In our example, if your firm acquired a $25,000,000 distribution facility (the like-kind doesn’t have to be the same type of real estate asset, just another real estate asset) in accordance with the exchange rules, the tax basis in the new property would be $18,076,923 (purchase price of $25,000,000 less gain on prior sale of $6,923,077). Your tax depreciation schedule for the new building would then be based on your beginning basis of $18,076,923, whereas your book depreciation schedule would be based on a purchase price of $25,000,000.
Basic Rules for a 1031 Exchange
There are just a handful of basic requirements that you need to know. There are actually a myriad of rules that CPAs and tax lawyers can utilize, but for a beginner, there are just a few to remember:
- You must identify the replacement property within 45 days of sale of the relinquished property
- You may identify up to three potential replacement properties
- You must acquire the replacement property within 180 days of the sale
- To avoid any potential tax liability you must acquire a property that is of equal or greater value than the sold property (if the replacement property is less, there will be taxable gain, or “boot” equal to the difference)

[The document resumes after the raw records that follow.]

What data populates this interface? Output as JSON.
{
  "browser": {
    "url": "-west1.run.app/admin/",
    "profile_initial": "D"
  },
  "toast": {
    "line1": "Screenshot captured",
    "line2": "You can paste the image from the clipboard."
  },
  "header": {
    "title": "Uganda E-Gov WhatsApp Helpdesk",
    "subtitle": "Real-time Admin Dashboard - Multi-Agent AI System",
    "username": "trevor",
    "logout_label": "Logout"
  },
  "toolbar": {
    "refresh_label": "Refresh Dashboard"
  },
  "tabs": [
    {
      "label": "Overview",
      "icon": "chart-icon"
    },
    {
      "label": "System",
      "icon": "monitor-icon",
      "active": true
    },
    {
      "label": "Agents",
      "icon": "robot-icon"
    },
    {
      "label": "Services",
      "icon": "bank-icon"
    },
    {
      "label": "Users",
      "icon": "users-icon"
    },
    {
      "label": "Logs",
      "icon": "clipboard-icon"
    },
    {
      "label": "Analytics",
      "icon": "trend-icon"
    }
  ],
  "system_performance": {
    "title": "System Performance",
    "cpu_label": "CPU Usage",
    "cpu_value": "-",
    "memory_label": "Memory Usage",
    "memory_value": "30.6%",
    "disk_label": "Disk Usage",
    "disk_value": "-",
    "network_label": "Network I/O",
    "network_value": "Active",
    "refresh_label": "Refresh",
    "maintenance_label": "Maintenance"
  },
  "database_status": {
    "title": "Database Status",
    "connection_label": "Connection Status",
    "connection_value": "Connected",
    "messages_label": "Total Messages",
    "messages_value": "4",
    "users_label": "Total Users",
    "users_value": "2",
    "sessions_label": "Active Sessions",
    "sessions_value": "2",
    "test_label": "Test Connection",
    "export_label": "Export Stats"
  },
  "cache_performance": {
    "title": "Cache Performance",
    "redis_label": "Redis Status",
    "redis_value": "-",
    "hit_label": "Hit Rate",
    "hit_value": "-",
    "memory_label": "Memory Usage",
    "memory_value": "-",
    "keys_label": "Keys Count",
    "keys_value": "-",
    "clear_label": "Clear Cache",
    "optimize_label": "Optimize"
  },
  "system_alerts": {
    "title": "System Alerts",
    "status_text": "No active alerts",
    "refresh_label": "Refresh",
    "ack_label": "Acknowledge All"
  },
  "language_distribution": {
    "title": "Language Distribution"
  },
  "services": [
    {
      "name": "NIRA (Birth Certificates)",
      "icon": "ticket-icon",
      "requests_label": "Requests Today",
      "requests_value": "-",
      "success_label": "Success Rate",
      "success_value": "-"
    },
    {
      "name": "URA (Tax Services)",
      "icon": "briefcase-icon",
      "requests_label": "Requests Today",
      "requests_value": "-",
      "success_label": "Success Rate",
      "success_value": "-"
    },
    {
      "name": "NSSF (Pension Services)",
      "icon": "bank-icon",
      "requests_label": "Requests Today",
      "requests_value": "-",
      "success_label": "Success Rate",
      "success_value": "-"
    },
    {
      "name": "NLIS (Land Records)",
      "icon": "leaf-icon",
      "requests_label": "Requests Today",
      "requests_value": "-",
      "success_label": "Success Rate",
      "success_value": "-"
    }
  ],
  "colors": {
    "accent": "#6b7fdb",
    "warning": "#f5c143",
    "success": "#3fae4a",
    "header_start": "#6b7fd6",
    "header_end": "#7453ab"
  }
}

The Big Boost to Real Estate Equity Investment
You can see through the example why 1031 exchanges are such a boon to the industry. In this example, a 20% federal tax rate would result in taxes of almost $1.4 million ($6.9 million gain on sale multiplied by 20%)! Instead, all of the gain can be used to acquire a replacement property and generate additional private equity real estate returns.
Test Your Comprehension
Work through the following example to practice this concept. Post your answer on our Forum!
- Selling an apartment complex for $125,000,000
- Purchased 8 years ago for $110,000,000
- Acquiring another apartment complex for $140,000,000
- What will be the tax basis in the new apartment complex at closing?
- At a 20% Federal tax rate, how much tax has been deferred?